Hey, all. Nesse episódio do podcast Inglês Online eu falo sobre alguns outros idioms com os números five, nine e ten.
Hi, everyone. How’s it going? Today we have a new episode of the inglesonline podcast. To download or just listen to other episodes and download transcripts, go to inglesonline.com.br and click Podcast Inglesonline.
Last episode I gave you two idioms with the word “two”, and this episode we take a look at expressions with numbers five and nine. So, what would you do if someone said to you “Give me five!”? Well, after you’ve listened to this podcast, you’ll know what to do. Just slap your open hand against their hand – which will be raised and waiting for the slap.
That gesture, with the hands raised and the slap, is called a high-five. Americans love to high-five each other when they’re celebrating something, even something small, so if you’re around Americans and one of them says to you Gimme (=give me) five, just raise your hand and slap theirs. That’s all their asking!

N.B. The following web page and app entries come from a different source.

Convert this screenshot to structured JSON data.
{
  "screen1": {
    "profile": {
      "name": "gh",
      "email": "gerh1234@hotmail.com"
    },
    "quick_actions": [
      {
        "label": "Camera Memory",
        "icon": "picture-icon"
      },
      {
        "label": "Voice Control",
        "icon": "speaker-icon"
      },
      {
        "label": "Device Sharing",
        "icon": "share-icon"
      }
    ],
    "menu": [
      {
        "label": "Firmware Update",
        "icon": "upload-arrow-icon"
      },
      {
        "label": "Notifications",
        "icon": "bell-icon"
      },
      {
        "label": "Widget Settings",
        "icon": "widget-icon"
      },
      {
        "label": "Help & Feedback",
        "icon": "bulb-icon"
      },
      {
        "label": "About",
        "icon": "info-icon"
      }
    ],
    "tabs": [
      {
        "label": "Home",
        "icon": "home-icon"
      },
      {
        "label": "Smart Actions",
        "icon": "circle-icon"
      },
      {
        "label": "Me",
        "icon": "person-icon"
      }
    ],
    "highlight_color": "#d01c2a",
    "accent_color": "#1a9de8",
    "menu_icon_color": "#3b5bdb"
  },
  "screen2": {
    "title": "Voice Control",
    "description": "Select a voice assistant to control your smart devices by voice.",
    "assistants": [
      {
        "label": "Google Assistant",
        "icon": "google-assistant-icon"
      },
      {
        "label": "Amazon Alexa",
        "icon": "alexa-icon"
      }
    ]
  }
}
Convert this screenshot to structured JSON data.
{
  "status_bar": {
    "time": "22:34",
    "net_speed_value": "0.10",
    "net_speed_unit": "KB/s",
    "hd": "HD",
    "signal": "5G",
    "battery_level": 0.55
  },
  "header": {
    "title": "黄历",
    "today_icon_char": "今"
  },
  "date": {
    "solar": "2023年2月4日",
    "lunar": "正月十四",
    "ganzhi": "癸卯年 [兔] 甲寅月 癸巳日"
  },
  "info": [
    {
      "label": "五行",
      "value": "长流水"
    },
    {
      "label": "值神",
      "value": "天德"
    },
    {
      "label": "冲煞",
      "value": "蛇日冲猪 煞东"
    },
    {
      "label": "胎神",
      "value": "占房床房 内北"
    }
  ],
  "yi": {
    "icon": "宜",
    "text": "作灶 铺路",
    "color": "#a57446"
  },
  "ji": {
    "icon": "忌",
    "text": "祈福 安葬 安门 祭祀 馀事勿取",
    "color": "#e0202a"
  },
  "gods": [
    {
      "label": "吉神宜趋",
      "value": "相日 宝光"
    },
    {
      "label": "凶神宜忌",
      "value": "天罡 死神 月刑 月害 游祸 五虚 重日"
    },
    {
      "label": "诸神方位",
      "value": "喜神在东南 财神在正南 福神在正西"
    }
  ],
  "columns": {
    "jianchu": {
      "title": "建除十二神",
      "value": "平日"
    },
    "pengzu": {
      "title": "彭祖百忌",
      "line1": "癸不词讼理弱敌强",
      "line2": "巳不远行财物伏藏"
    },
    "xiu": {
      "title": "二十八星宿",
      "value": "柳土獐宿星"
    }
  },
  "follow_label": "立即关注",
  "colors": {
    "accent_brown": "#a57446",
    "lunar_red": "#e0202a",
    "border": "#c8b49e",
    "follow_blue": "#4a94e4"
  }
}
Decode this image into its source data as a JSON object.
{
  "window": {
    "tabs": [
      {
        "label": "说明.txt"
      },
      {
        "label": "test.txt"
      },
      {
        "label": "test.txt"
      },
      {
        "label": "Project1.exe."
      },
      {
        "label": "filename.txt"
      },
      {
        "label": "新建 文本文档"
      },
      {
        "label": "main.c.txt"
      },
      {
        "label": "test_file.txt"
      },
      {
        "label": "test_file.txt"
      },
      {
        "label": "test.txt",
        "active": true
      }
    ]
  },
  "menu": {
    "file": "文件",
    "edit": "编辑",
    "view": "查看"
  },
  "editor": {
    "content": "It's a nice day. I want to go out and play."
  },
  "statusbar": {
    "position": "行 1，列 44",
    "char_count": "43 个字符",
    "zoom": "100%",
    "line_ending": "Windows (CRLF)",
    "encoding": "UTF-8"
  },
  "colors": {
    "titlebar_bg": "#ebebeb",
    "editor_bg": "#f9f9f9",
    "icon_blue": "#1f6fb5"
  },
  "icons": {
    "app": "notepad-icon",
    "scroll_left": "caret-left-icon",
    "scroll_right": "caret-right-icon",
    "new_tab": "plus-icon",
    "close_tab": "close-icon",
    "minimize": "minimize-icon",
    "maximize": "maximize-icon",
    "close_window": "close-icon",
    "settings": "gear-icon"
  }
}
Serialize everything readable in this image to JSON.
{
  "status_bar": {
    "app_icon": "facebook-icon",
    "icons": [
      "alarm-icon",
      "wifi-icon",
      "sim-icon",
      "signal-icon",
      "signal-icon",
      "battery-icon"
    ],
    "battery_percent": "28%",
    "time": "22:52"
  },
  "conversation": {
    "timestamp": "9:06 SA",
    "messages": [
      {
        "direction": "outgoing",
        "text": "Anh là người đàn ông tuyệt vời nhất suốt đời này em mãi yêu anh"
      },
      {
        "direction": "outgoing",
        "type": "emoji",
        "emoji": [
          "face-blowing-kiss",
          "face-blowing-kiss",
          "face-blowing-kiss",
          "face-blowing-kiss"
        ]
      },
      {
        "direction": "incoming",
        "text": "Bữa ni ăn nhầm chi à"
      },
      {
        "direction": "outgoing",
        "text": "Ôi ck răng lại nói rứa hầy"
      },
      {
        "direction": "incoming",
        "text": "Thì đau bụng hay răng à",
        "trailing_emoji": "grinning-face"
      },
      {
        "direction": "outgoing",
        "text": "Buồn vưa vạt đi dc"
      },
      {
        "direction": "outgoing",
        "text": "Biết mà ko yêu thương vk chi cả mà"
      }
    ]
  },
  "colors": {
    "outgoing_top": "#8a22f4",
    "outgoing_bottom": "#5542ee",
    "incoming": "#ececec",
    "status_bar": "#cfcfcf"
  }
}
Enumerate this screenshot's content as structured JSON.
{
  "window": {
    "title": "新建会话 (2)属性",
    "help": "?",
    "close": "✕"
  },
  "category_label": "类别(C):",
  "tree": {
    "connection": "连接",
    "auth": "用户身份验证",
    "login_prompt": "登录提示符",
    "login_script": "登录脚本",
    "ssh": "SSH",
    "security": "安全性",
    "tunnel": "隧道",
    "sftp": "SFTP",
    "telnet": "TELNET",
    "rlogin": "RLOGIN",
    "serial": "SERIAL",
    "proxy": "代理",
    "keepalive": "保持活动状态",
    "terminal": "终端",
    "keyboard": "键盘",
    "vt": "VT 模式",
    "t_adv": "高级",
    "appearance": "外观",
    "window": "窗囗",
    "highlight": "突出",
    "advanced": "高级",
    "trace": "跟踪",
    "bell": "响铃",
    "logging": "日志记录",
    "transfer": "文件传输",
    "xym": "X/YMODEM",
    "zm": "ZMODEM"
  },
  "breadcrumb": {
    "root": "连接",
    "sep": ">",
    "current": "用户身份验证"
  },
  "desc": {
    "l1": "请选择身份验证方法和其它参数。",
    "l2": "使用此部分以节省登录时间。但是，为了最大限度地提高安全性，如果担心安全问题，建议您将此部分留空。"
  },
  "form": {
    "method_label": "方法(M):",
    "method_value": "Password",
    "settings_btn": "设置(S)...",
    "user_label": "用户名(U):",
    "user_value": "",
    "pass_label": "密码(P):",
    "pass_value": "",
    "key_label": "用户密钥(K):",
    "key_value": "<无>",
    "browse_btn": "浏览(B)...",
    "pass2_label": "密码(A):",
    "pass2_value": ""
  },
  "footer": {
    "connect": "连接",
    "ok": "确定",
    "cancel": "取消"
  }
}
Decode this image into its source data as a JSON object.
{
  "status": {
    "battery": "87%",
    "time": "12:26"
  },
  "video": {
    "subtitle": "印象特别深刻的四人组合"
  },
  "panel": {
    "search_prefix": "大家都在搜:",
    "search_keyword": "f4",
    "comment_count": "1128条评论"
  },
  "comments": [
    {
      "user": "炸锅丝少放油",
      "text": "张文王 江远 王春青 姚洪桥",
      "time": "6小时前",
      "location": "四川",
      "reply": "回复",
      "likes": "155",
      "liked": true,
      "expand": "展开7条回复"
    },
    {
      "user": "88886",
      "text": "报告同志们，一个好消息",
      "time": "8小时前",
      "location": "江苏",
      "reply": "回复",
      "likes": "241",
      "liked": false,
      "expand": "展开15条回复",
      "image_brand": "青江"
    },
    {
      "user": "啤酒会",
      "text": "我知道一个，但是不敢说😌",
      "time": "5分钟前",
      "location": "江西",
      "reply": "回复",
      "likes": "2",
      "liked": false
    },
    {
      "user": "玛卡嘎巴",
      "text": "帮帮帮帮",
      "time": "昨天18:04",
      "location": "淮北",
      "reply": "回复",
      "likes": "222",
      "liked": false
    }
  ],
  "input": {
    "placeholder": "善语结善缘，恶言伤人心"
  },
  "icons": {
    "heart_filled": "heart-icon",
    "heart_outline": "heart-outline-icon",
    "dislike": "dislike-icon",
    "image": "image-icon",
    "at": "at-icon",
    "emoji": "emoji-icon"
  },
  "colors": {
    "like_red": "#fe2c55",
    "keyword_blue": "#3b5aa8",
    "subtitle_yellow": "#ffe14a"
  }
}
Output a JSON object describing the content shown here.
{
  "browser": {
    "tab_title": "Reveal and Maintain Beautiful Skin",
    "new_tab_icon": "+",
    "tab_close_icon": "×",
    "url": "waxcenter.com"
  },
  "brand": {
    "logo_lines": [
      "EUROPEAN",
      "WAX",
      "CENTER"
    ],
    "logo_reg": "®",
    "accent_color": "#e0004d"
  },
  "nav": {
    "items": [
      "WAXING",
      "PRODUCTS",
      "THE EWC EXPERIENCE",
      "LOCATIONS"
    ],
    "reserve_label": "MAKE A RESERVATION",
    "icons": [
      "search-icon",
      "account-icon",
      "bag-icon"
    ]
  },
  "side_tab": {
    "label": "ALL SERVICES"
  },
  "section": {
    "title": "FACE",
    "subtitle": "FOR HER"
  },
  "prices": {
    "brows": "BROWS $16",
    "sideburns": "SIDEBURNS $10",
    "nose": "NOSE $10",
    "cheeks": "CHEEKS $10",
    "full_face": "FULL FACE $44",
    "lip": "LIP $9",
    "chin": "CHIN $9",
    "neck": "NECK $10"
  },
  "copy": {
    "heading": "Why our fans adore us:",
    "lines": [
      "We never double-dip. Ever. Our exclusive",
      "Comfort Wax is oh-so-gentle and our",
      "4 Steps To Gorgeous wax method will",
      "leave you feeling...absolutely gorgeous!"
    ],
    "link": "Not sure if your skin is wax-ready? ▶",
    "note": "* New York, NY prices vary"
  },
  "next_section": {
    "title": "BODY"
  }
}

Here’s another one with “five”: Let’s take five. Let’s take five is short for ‘Let’s take five minutes off’. You know when someone says “I’m taking the day off”, meaning they’re not working that day? So when someone says Let’s take five, that means “Let’s take five minutes off”. Let’s take a short break. Let’s take a break that lasts approximately five minutes. Let’s take five.
So when would it be usual for someone to say that? When, for example, you’re at some project meeting working on something with your team, and you guys have been working for three hours already, and the team leader decides it’s time for a break. He or she says Let’s take five. Or let’s say you’re in ballet practice right now, and you and other dancers have been working hard the whole afternoon. You’ve been working so hard that the ballet teacher looks at you and says John, good job. Great legwork today. So the teacher decides it’s time for a break and says to the class Let’s take five, everyone.
And I also wanted to throw in a very popular set phrase that has the words nine and ten in it. When we say that something will happen nine times out of ten, that means that thing will almost always happen; that is usually what will happen. Example: Nine times out of ten Brazilians will eat rice and beans in a meal. Maybe I’m exaggerating? I don’t know. Do you eat rice and beans almost every day? Another example: a computer technician explains that even unexperienced computer users can solve most problems on their own. He says “Nine times out of ten, you can fix the problem yourself”.
Here are my own examples: when I go to a café, nine times out of ten I’ll order a café mocha, which is coffee, milk and chocolate syrup. When I’m home for dinner, nine times out of ten I’ll cook my own meals. That means that I’ll almost always order café mocha, and almost always cook my own meals when I’m home.
Also, notice how I said “Nine times out of ten I WILL cook my meals”, although I’m talking about a habit. That’s a topic for a future podcast or English tip. So what are your examples? Let us know in the comments and talk to you next time.
legwork = “trabalho com as pernas”, o conjunto de movimentos feito com as pernas numa coreografia
wanted to throw in = queria acrescentar, colocar também